- During the 2006-2007 school year almost 530,000 students took advantage of the supplemental services option.
Expanding Options for Parents and Children
The No Child Left Behind Act significantly expands educational choice for parents and children. In many school districts, however, there are too few alternatives for parents seeking quality educational options. The President's 2009 budget reflects his commitment to expanding options for parents by including funding for programs such as:
- The President's 2009 budget provides $236 million to continue the Charter School Program, which increases public school choice options by supporting the planning, development, and initial implementation of public charter schools. In 2008, more than 1.2 million students are being educated in 4,300 public charter schools in 40 states and the District of Columbia.
- NCLB specifically includes public charter schools as an option for families deciding to transfer their children from a school identified for improvement.
Credit Enhancement for Charter School Facilities Program
- This program supports competitive grants to public and nonprofit entities to help charter schools finance their facilities through such means as providing loan guarantees, insuring debt and other activities to encourage private lending.

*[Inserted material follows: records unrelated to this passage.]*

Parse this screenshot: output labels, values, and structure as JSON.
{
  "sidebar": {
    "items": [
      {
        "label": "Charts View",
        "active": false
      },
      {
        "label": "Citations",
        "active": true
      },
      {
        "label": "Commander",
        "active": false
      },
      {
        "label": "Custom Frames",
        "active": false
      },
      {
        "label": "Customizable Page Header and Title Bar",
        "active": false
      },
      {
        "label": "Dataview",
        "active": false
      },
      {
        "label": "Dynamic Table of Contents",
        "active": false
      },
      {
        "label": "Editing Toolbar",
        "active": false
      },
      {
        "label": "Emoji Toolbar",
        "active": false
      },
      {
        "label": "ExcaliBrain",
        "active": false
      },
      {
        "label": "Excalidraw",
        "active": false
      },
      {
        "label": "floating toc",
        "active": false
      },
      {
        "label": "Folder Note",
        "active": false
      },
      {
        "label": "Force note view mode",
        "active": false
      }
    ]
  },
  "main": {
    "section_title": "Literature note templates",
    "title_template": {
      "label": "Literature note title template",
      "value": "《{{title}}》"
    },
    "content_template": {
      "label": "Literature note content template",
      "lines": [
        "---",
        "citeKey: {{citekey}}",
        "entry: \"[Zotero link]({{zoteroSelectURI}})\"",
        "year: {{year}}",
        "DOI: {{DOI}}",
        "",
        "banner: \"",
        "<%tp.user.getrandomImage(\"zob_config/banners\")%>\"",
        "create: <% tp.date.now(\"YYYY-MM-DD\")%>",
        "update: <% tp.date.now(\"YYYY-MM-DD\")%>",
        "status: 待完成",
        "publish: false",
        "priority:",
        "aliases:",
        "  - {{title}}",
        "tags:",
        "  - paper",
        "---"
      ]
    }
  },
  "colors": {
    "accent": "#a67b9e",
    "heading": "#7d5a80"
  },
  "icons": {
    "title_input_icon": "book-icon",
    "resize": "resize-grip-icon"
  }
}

The President's FY 2009 budget requested $36.6 million for Credit Enhancement.
- Magnet schools provide distinctive educational programs that attract diverse student populations. The President has requested $104.8 million for this program in his 2009 budget.
- In the 2007-2008 school year, 175 schools from 41 districts took advantage of this program, benefiting 128,000 students.
Voluntary Public School Choice Program
- The President's 2009 budget provides $25.8 million for this program, which offers grants to states and school districts to establish or expand innovative public school choice programs. Viable public school choices for NCLB transfers include magnet, charter, virtual, alternative, specialized, and thematic school programs.
D.C. Opportunity Scholarship Program (OSP)
- Authorized under the DC School Choice Incentive Act, the DC OSP is the first federally funded scholarship program in the U.S. Created in 2004, the program provides scholarships to cover tuition, fees and transportation expenses for students from low-income families in the District of Columbia to attend participating private schools of their choice. Students enrolled in the program can receive up to $7,500 in financial assistance to pay for their education at a private school.
- For the 2007–08 school year, DC OSP provided over 1,900 students with scholarships to attend private schools.
- The President's 2009 budget requested $18 million for the program.
Pell Grants For Kids
- The proposed Pell Grants for Kids program would offer $300 million in scholarships to enable poor students in struggling schools to transfer to a new school of their choice. Modeled after the successful Federal Pell Grant program, Pell Grants for Kids would support state and local efforts to increase educational options for low-income K-12 students enrolled in the Nation's most troubled public schools. Under the Pell Grants for Kids program, the Education Department would make competitive awards to States, cities, local educational agencies, and nonprofit organizations to develop K-12 scholarship programs for eligible low-income students attending schools that have not made adequate yearly progress under the No Child Left Behind Act for five years, or that have a graduation rate of less than 60 percent. Students could use scholarships to pay tuition, fees, and other education-related expenses at higher-performing out-of-district public schools or nearby private or faith-based schools.